= Beginning of Section =

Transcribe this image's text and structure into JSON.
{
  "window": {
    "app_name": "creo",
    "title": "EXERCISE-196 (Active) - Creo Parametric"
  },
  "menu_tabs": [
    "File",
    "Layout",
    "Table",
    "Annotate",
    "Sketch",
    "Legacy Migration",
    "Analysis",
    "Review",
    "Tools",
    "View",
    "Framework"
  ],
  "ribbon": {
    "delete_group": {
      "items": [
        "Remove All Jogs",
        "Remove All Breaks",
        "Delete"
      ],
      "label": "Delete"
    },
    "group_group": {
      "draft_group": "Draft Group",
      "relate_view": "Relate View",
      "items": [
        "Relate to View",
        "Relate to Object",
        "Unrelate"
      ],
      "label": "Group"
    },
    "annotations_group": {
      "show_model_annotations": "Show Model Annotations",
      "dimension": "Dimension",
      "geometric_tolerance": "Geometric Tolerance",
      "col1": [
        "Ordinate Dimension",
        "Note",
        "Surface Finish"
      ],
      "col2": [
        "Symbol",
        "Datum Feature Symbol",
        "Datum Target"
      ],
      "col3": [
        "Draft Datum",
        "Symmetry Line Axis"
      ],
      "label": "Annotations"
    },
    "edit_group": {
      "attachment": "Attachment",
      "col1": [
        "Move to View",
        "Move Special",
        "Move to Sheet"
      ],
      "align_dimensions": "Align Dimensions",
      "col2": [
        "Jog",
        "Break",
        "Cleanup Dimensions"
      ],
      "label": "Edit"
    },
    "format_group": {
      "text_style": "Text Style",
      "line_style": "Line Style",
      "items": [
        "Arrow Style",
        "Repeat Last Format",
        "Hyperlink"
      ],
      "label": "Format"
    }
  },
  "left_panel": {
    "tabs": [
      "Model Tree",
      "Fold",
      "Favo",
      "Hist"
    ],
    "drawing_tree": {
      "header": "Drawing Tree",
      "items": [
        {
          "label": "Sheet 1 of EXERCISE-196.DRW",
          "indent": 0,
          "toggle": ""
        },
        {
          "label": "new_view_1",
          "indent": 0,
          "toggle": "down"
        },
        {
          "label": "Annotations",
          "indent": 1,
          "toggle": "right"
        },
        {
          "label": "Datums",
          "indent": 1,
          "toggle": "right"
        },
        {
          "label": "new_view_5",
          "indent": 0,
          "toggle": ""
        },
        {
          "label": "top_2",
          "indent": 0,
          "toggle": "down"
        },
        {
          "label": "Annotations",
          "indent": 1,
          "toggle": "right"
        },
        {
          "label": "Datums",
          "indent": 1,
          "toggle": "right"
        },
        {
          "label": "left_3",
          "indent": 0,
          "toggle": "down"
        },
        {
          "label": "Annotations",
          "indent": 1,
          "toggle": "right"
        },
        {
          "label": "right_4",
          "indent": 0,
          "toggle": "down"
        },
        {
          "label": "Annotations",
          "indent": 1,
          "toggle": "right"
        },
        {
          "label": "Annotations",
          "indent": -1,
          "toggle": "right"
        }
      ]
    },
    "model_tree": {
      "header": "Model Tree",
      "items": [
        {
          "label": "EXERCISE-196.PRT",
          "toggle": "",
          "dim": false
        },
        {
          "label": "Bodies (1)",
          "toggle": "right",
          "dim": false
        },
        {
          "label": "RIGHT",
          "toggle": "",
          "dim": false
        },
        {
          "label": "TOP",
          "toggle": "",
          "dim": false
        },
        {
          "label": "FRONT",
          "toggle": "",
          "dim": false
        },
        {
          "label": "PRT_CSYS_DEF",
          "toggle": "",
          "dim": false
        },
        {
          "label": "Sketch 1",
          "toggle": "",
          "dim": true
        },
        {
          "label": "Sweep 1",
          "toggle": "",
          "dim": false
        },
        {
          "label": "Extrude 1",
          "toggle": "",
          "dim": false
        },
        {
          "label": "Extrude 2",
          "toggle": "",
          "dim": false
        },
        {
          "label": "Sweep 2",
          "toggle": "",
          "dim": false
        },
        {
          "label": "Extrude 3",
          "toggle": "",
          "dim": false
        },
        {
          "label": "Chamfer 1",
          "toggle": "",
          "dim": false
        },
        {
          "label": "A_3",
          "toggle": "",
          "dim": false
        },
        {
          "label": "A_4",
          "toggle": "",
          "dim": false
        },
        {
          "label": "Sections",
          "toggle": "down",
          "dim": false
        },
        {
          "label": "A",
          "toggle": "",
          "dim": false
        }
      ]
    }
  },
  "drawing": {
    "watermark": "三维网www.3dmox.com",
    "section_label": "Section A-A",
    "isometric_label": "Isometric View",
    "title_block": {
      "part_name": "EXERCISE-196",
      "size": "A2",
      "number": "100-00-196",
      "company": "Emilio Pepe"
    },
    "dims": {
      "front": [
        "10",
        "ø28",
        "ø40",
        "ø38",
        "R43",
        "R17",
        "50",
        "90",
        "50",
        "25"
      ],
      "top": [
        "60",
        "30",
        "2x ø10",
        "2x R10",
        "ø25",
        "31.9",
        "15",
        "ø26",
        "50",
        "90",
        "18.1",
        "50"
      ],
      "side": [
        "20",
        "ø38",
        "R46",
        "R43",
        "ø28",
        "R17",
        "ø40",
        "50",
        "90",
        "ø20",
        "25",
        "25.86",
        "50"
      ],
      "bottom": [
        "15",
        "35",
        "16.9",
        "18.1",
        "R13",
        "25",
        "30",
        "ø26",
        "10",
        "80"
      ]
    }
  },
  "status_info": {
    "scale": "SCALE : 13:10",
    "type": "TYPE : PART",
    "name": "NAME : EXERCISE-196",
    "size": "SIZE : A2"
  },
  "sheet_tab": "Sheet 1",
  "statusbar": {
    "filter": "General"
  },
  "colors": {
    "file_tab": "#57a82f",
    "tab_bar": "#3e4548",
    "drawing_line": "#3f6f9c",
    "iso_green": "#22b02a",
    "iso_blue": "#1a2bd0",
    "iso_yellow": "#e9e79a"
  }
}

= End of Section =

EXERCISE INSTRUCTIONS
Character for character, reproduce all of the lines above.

YOUR SOLUTION
Transcribe this image's text and structure into JSON.
{
  "window": {
    "app_name": "creo",
    "title": "EXERCISE-196 (Active) - Creo Parametric"
  },
  "menu_tabs": [
    "File",
    "Layout",
    "Table",
    "Annotate",
    "Sketch",
    "Legacy Migration",
    "Analysis",
    "Review",
    "Tools",
    "View",
    "Framework"
  ],
  "ribbon": {
    "delete_group": {
      "items": [
        "Remove All Jogs",
        "Remove All Breaks",
        "Delete"
      ],
      "label": "Delete"
    },
    "group_group": {
      "draft_group": "Draft Group",
      "relate_view": "Relate View",
      "items": [
        "Relate to View",
        "Relate to Object",
        "Unrelate"
      ],
      "label": "Group"
    },
    "annotations_group": {
      "show_model_annotations": "Show Model Annotations",
      "dimension": "Dimension",
      "geometric_tolerance": "Geometric Tolerance",
      "col1": [
        "Ordinate Dimension",
        "Note",
        "Surface Finish"
      ],
      "col2": [
        "Symbol",
        "Datum Feature Symbol",
        "Datum Target"
      ],
      "col3": [
        "Draft Datum",
        "Symmetry Line Axis"
      ],
      "label": "Annotations"
    },
    "edit_group": {
      "attachment": "Attachment",
      "col1": [
        "Move to View",
        "Move Special",
        "Move to Sheet"
      ],
      "align_dimensions": "Align Dimensions",
      "col2": [
        "Jog",
        "Break",
        "Cleanup Dimensions"
      ],
      "label": "Edit"
    },
    "format_group": {
      "text_style": "Text Style",
      "line_style": "Line Style",
      "items": [
        "Arrow Style",
        "Repeat Last Format",
        "Hyperlink"
      ],
      "label": "Format"
    }
  },
  "left_panel": {
    "tabs": [
      "Model Tree",
      "Fold",
      "Favo",
      "Hist"
    ],
    "drawing_tree": {
      "header": "Drawing Tree",
      "items": [
        {
          "label": "Sheet 1 of EXERCISE-196.DRW",
          "indent": 0,
          "toggle": ""
        },
        {
          "label": "new_view_1",
          "indent": 0,
          "toggle": "down"
        },
        {
          "label": "Annotations",
          "indent": 1,
          "toggle": "right"
        },
        {
          "label": "Datums",
          "indent": 1,
          "toggle": "right"
        },
        {
          "label": "new_view_5",
          "indent": 0,
          "toggle": ""
        },
        {
          "label": "top_2",
          "indent": 0,
          "toggle": "down"
        },
        {
          "label": "Annotations",
          "indent": 1,
          "toggle": "right"
        },
        {
          "label": "Datums",
          "indent": 1,
          "toggle": "right"
        },
        {
          "label": "left_3",
          "indent": 0,
          "toggle": "down"
        },
        {
          "label": "Annotations",
          "indent": 1,
          "toggle": "right"
        },
        {
          "label": "right_4",
          "indent": 0,
          "toggle": "down"
        },
        {
          "label": "Annotations",
          "indent": 1,
          "toggle": "right"
        },
        {
          "label": "Annotations",
          "indent": -1,
          "toggle": "right"
        }
      ]
    },
    "model_tree": {
      "header": "Model Tree",
      "items": [
        {
          "label": "EXERCISE-196.PRT",
          "toggle": "",
          "dim": false
        },
        {
          "label": "Bodies (1)",
          "toggle": "right",
          "dim": false
        },
        {
          "label": "RIGHT",
          "toggle": "",
          "dim": false
        },
        {
          "label": "TOP",
          "toggle": "",
          "dim": false
        },
        {
          "label": "FRONT",
          "toggle": "",
          "dim": false
        },
        {
          "label": "PRT_CSYS_DEF",
          "toggle": "",
          "dim": false
        },
        {
          "label": "Sketch 1",
          "toggle": "",
          "dim": true
        },
        {
          "label": "Sweep 1",
          "toggle": "",
          "dim": false
        },
        {
          "label": "Extrude 1",
          "toggle": "",
          "dim": false
        },
        {
          "label": "Extrude 2",
          "toggle": "",
          "dim": false
        },
        {
          "label": "Sweep 2",
          "toggle": "",
          "dim": false
        },
        {
          "label": "Extrude 3",
          "toggle": "",
          "dim": false
        },
        {
          "label": "Chamfer 1",
          "toggle": "",
          "dim": false
        },
        {
          "label": "A_3",
          "toggle": "",
          "dim": false
        },
        {
          "label": "A_4",
          "toggle": "",
          "dim": false
        },
        {
          "label": "Sections",
          "toggle": "down",
          "dim": false
        },
        {
          "label": "A",
          "toggle": "",
          "dim": false
        }
      ]
    }
  },
  "drawing": {
    "watermark": "三维网www.3dmox.com",
    "section_label": "Section A-A",
    "isometric_label": "Isometric View",
    "title_block": {
      "part_name": "EXERCISE-196",
      "size": "A2",
      "number": "100-00-196",
      "company": "Emilio Pepe"
    },
    "dims": {
      "front": [
        "10",
        "ø28",
        "ø40",
        "ø38",
        "R43",
        "R17",
        "50",
        "90",
        "50",
        "25"
      ],
      "top": [
        "60",
        "30",
        "2x ø10",
        "2x R10",
        "ø25",
        "31.9",
        "15",
        "ø26",
        "50",
        "90",
        "18.1",
        "50"
      ],
      "side": [
        "20",
        "ø38",
        "R46",
        "R43",
        "ø28",
        "R17",
        "ø40",
        "50",
        "90",
        "ø20",
        "25",
        "25.86",
        "50"
      ],
      "bottom": [
        "15",
        "35",
        "16.9",
        "18.1",
        "R13",
        "25",
        "30",
        "ø26",
        "10",
        "80"
      ]
    }
  },
  "status_info": {
    "scale": "SCALE : 13:10",
    "type": "TYPE : PART",
    "name": "NAME : EXERCISE-196",
    "size": "SIZE : A2"
  },
  "sheet_tab": "Sheet 1",
  "statusbar": {
    "filter": "General"
  },
  "colors": {
    "file_tab": "#57a82f",
    "tab_bar": "#3e4548",
    "drawing_line": "#3f6f9c",
    "iso_green": "#22b02a",
    "iso_blue": "#1a2bd0",
    "iso_yellow": "#e9e79a"
  }
}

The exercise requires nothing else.